To do:
What lines in the records below contain the string "data"? Copy every one.

___ Records supplied ___

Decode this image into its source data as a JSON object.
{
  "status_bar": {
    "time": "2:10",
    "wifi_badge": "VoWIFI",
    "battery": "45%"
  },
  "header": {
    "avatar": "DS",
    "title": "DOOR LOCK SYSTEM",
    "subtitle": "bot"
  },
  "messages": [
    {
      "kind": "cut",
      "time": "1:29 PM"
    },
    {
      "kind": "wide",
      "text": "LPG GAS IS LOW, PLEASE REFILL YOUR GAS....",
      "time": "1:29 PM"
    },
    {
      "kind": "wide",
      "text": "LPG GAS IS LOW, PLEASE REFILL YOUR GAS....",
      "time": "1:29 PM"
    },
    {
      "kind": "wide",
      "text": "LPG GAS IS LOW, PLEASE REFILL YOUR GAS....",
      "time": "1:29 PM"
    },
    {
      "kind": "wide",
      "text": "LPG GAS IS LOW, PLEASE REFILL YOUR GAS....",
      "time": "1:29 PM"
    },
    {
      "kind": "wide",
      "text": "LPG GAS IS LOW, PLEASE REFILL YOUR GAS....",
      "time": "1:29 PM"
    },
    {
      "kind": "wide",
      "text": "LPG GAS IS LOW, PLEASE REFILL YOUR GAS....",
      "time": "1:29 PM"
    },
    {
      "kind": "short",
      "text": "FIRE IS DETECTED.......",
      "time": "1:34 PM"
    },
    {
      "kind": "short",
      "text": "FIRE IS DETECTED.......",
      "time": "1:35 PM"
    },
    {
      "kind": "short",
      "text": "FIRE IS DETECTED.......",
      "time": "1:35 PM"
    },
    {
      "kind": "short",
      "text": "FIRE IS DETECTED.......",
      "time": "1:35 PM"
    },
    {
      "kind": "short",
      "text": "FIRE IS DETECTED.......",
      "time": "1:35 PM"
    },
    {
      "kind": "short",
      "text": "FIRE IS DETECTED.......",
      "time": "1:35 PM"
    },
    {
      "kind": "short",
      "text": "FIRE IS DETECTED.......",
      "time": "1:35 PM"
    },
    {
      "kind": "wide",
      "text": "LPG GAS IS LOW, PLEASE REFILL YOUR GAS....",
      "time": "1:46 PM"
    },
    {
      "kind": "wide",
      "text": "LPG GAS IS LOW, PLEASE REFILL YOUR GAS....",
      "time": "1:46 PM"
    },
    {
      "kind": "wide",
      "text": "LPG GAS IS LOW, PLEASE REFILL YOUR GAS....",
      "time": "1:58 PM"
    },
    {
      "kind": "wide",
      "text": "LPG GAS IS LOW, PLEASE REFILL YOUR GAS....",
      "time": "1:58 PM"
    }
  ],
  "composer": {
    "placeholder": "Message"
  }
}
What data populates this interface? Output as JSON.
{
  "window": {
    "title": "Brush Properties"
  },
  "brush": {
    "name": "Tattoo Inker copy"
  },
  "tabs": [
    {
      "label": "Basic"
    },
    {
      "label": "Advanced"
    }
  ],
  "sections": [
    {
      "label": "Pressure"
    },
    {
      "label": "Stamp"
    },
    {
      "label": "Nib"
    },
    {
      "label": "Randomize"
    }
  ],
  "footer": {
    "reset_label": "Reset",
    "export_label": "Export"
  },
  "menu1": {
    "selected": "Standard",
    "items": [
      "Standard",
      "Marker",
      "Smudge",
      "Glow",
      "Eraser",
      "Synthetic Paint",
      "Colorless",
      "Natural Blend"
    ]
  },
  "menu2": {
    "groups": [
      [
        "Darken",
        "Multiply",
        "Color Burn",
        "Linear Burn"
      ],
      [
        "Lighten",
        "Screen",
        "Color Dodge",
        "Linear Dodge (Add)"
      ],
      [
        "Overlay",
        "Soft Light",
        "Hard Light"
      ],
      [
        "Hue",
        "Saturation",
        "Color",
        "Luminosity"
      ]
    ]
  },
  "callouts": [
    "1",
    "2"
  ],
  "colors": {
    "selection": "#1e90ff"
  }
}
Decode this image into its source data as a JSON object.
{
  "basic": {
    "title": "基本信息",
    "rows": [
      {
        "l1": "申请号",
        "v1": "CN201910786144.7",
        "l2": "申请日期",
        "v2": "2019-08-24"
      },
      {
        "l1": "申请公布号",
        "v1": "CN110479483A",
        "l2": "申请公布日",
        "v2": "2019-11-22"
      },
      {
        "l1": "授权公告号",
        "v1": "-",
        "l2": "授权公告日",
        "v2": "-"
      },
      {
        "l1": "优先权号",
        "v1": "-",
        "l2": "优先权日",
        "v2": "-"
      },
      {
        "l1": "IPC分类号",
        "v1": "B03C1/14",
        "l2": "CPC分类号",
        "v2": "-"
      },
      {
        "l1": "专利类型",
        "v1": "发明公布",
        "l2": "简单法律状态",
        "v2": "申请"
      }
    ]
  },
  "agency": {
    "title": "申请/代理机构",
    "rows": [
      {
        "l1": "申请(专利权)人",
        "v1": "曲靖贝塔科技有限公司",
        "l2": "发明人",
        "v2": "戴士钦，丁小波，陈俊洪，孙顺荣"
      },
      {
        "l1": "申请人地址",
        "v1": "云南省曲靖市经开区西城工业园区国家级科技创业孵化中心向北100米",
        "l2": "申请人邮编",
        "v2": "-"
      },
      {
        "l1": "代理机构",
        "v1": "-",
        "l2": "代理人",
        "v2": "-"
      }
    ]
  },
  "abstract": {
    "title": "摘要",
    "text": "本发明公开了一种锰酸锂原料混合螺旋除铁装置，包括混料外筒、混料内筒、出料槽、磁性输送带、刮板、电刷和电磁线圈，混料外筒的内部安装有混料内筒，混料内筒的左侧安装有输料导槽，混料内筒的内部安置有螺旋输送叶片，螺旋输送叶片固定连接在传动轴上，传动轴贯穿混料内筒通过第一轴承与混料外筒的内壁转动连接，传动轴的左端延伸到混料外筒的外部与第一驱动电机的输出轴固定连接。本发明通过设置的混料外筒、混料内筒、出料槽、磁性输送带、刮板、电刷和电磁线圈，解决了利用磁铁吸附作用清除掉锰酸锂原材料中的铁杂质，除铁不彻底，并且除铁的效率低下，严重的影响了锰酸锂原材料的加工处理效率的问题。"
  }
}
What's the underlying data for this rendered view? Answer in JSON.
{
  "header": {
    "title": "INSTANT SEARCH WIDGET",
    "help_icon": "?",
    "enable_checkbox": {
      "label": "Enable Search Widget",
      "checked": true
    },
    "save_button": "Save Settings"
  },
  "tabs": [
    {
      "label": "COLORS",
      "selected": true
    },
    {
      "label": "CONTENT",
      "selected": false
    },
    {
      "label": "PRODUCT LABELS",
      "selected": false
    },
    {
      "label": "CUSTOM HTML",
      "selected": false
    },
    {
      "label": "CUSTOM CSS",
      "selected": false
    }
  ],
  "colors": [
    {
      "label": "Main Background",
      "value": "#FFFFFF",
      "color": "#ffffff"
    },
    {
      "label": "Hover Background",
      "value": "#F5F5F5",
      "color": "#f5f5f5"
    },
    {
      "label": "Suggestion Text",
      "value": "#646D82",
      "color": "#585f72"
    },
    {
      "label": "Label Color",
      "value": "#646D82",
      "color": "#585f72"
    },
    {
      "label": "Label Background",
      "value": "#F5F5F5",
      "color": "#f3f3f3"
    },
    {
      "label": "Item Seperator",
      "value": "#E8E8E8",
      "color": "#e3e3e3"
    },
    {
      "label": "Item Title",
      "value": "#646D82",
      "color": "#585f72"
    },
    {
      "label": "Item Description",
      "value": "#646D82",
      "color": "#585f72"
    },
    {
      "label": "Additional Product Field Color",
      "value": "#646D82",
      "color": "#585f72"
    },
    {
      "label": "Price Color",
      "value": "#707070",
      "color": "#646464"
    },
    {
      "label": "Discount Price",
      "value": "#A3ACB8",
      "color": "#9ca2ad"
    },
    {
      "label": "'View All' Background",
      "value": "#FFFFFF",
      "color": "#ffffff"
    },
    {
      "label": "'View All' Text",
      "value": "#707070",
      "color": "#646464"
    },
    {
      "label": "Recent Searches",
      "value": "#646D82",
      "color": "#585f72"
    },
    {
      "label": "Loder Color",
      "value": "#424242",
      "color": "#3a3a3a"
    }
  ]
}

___

Your response:
Decode this image into its source data as a JSON object.
What data populates this interface? Output as JSON.
Decode this image into its source data as a JSON object.
What's the underlying data for this rendered view? Answer in JSON.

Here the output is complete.